Market signals over the past year have increasingly pointed to a narrowing price slide, with heavier feeder cattle gaining value relative to lighter calves.
Mississippi State University Extension Beef Cattle Specialist Justin Rhinehart notes that the trend, and the incentive for producers to keep cattle on forage longer, might provide opportunities for land owners or managers to offer custom grazing services. Full story:
For a stocker operator, Rhinehart says providing custom grazing services can create regular cash flow without the initial cost of owning the cattle. The enterprise does not, however, provide the same opportunities owners might have to increase margins on cattle through management or marketing decisions.

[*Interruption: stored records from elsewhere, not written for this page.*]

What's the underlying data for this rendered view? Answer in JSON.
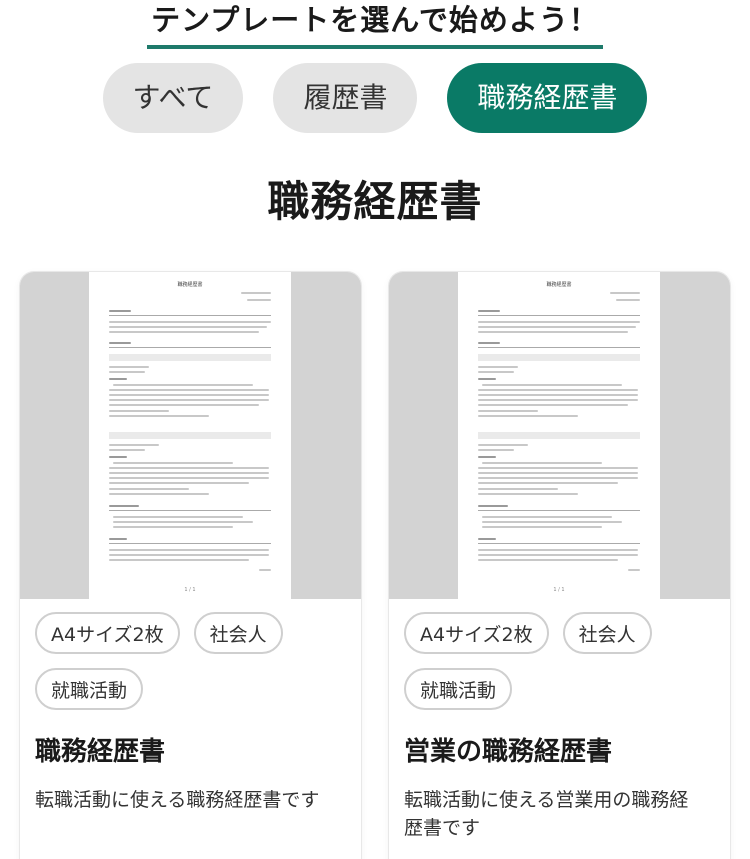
{
  "header": {
    "title": "テンプレートを選んで始めよう！"
  },
  "tabs": [
    {
      "label": "すべて",
      "active": false
    },
    {
      "label": "履歴書",
      "active": false
    },
    {
      "label": "職務経歴書",
      "active": true
    }
  ],
  "section": {
    "heading": "職務経歴書"
  },
  "cards": [
    {
      "preview_doc_title": "職務経歴書",
      "tags": [
        "A4サイズ2枚",
        "社会人",
        "就職活動"
      ],
      "title": "職務経歴書",
      "description": "転職活動に使える職務経歴書です"
    },
    {
      "preview_doc_title": "職務経歴書",
      "tags": [
        "A4サイズ2枚",
        "社会人",
        "就職活動"
      ],
      "title": "営業の職務経歴書",
      "description": "転職活動に使える営業用の職務経歴書です"
    }
  ],
  "colors": {
    "accent": "#0a7a66",
    "underline": "#1e7a6b",
    "tab_inactive": "#e4e4e4",
    "thumb_bg": "#d3d3d3"
  }
}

For stocker operators considering whether to provide custom grazing as a service, the first step is to project a realistic cost per unit of gain. Rhinehart reminds landowners to consider every possible cost including, but not limited to, fertilizer, rent, labor, facilities, interest on operating capital, taxes and insurance. Demand for custom grazing, he says, will be limited if these costs add up to more than the potential customer’s breakeven calculation affords.
While the traditional fee structure for custom grazing is based on cost of gain, Rhinehart notes that the arrangement places almost all of the environmental and health risk on the grazer. For another option, he refers to a recent survey of custom grazers in Iowa showing a trend toward stocker grazers charging a per-head, per-day rate with incentives for better cattle performance. These arrangements reduce risk for the grazer, while also potentially benefitting cattle owners. If, for example, an owner wants to target market premiums for thinner “hard yearlings,” the grazer can manage toward that goal without sacrificing potential income due to lower gains.

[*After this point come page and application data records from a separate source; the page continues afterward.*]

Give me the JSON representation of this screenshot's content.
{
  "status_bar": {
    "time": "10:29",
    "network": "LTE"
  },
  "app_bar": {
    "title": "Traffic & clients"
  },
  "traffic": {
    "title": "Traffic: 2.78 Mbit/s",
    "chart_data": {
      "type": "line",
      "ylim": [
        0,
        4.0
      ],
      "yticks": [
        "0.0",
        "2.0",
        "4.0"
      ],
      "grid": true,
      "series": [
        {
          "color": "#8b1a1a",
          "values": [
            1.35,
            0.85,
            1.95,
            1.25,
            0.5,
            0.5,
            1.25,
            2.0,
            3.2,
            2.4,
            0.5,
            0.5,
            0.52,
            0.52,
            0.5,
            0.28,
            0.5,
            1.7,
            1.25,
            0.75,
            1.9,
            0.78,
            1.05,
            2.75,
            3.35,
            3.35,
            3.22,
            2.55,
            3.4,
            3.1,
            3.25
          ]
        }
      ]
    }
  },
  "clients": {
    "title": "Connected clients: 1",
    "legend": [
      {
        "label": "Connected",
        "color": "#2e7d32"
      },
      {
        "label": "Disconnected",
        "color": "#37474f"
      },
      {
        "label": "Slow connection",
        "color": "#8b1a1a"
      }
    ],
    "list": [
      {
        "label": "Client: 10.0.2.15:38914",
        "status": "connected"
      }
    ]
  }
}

Another potential opportunity for grazers is to engage in “three-party management arrangements.” These typically involve absentee land owners who can maintain their investment and generate revenue by renting land to a custom grazer who backgrounds calves on a contract basis. Rhinehart says the arrangement can work especially well for owners who maintain their land for recreation and wildlife, as they are likely to provide consistent access and not sell the land without advanced notice. This type of arrangement also provide an alternative for landowners who are exiting beef production but wish to maintain ownership of the land and see it remain in production.